### WORK REQUEST
If an entry below contains an image, drop the image and retype the rest exactly.

(Entries taken from a collection)
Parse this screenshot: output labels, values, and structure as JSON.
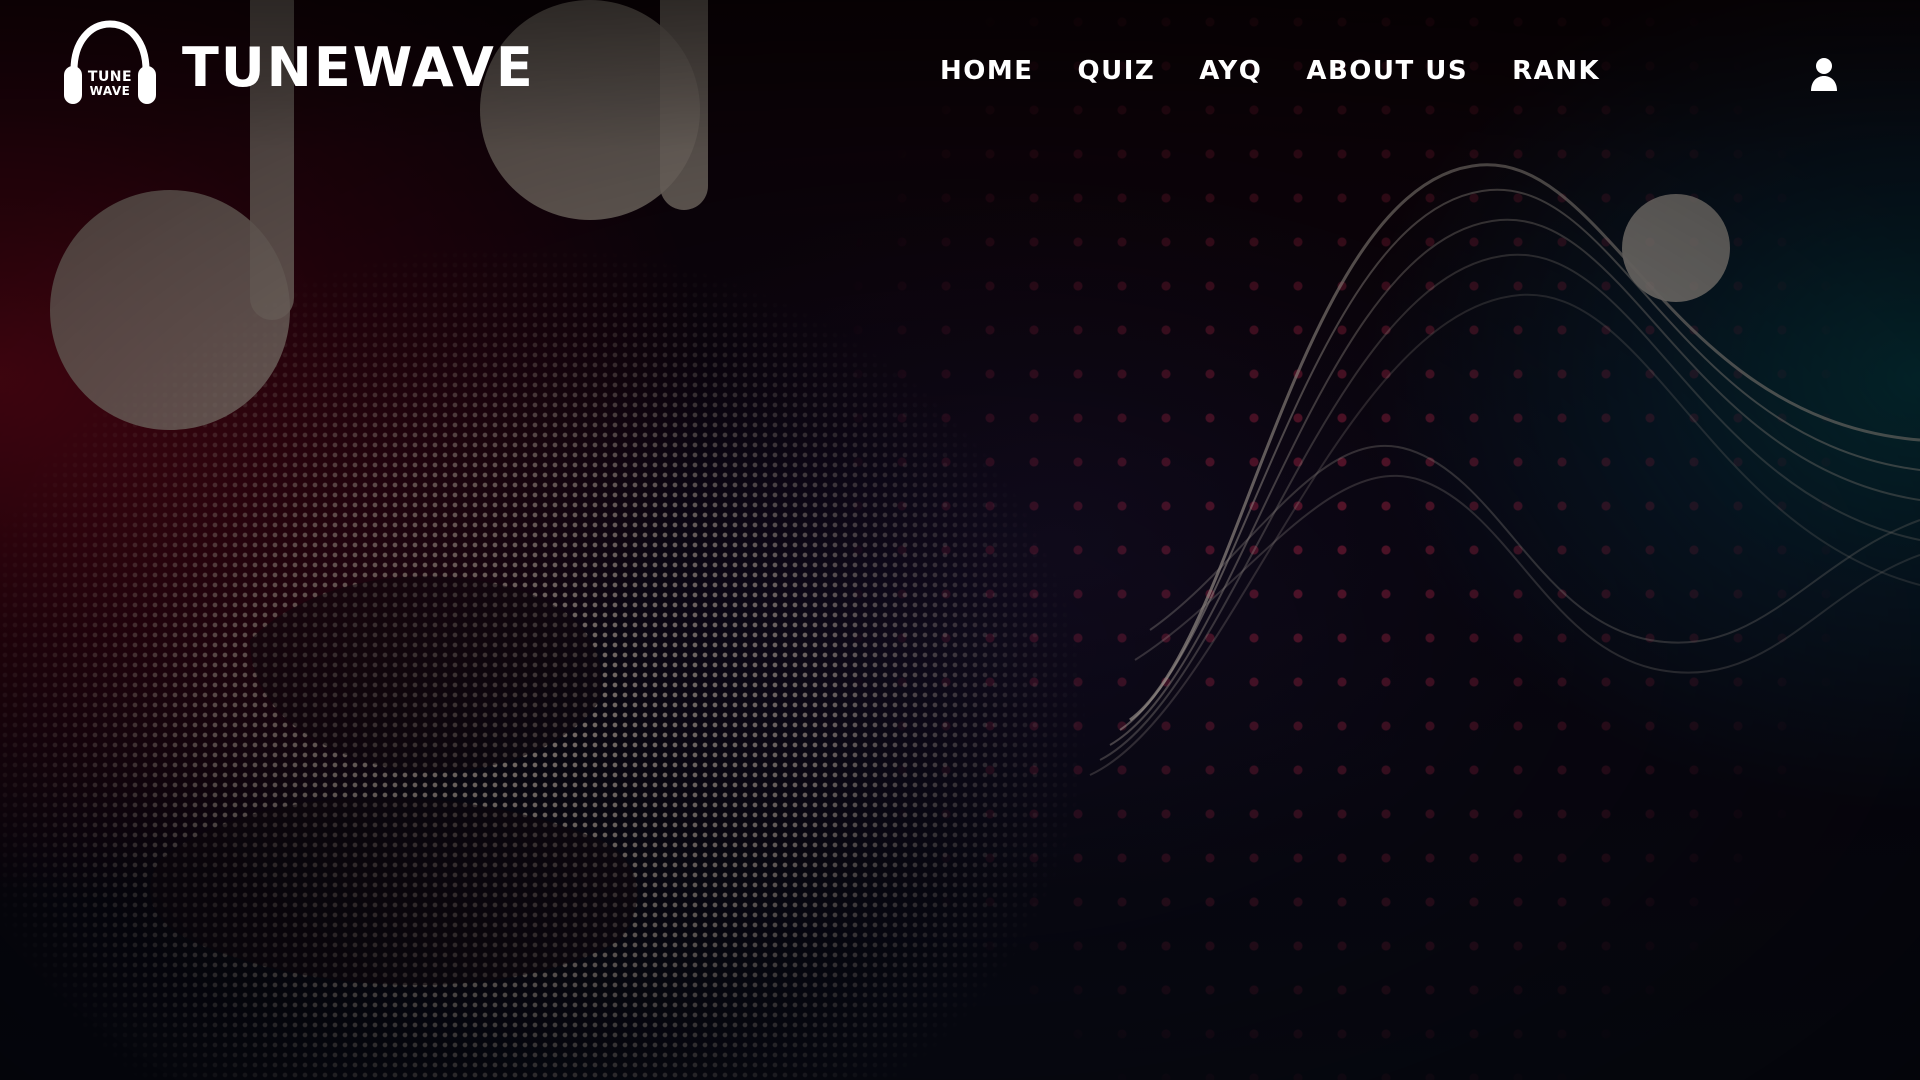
{
  "app": {
    "brand_name": "TUNEWAVE",
    "logo": {
      "line1": "TUNE",
      "line2": "WAVE",
      "icon": "headphones-logo-icon"
    }
  },
  "header": {
    "nav": [
      {
        "label": "HOME"
      },
      {
        "label": "QUIZ"
      },
      {
        "label": "AYQ"
      },
      {
        "label": "ABOUT US"
      },
      {
        "label": "RANK"
      }
    ],
    "user_icon": "user-icon"
  },
  "colors": {
    "text": "#ffffff",
    "accent_red": "#d22a5b",
    "beige": "#d7c8b9",
    "teal": "#0a4654"
  }
}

### YOUR RESPONSE
Parse this screenshot: output labels, values, and structure as JSON.
{
  "app": {
    "brand_name": "TUNEWAVE",
    "logo": {
      "line1": "TUNE",
      "line2": "WAVE",
      "icon": "headphones-logo-icon"
    }
  },
  "header": {
    "nav": [
      {
        "label": "HOME"
      },
      {
        "label": "QUIZ"
      },
      {
        "label": "AYQ"
      },
      {
        "label": "ABOUT US"
      },
      {
        "label": "RANK"
      }
    ],
    "user_icon": "user-icon"
  },
  "colors": {
    "text": "#ffffff",
    "accent_red": "#d22a5b",
    "beige": "#d7c8b9",
    "teal": "#0a4654"
  }
}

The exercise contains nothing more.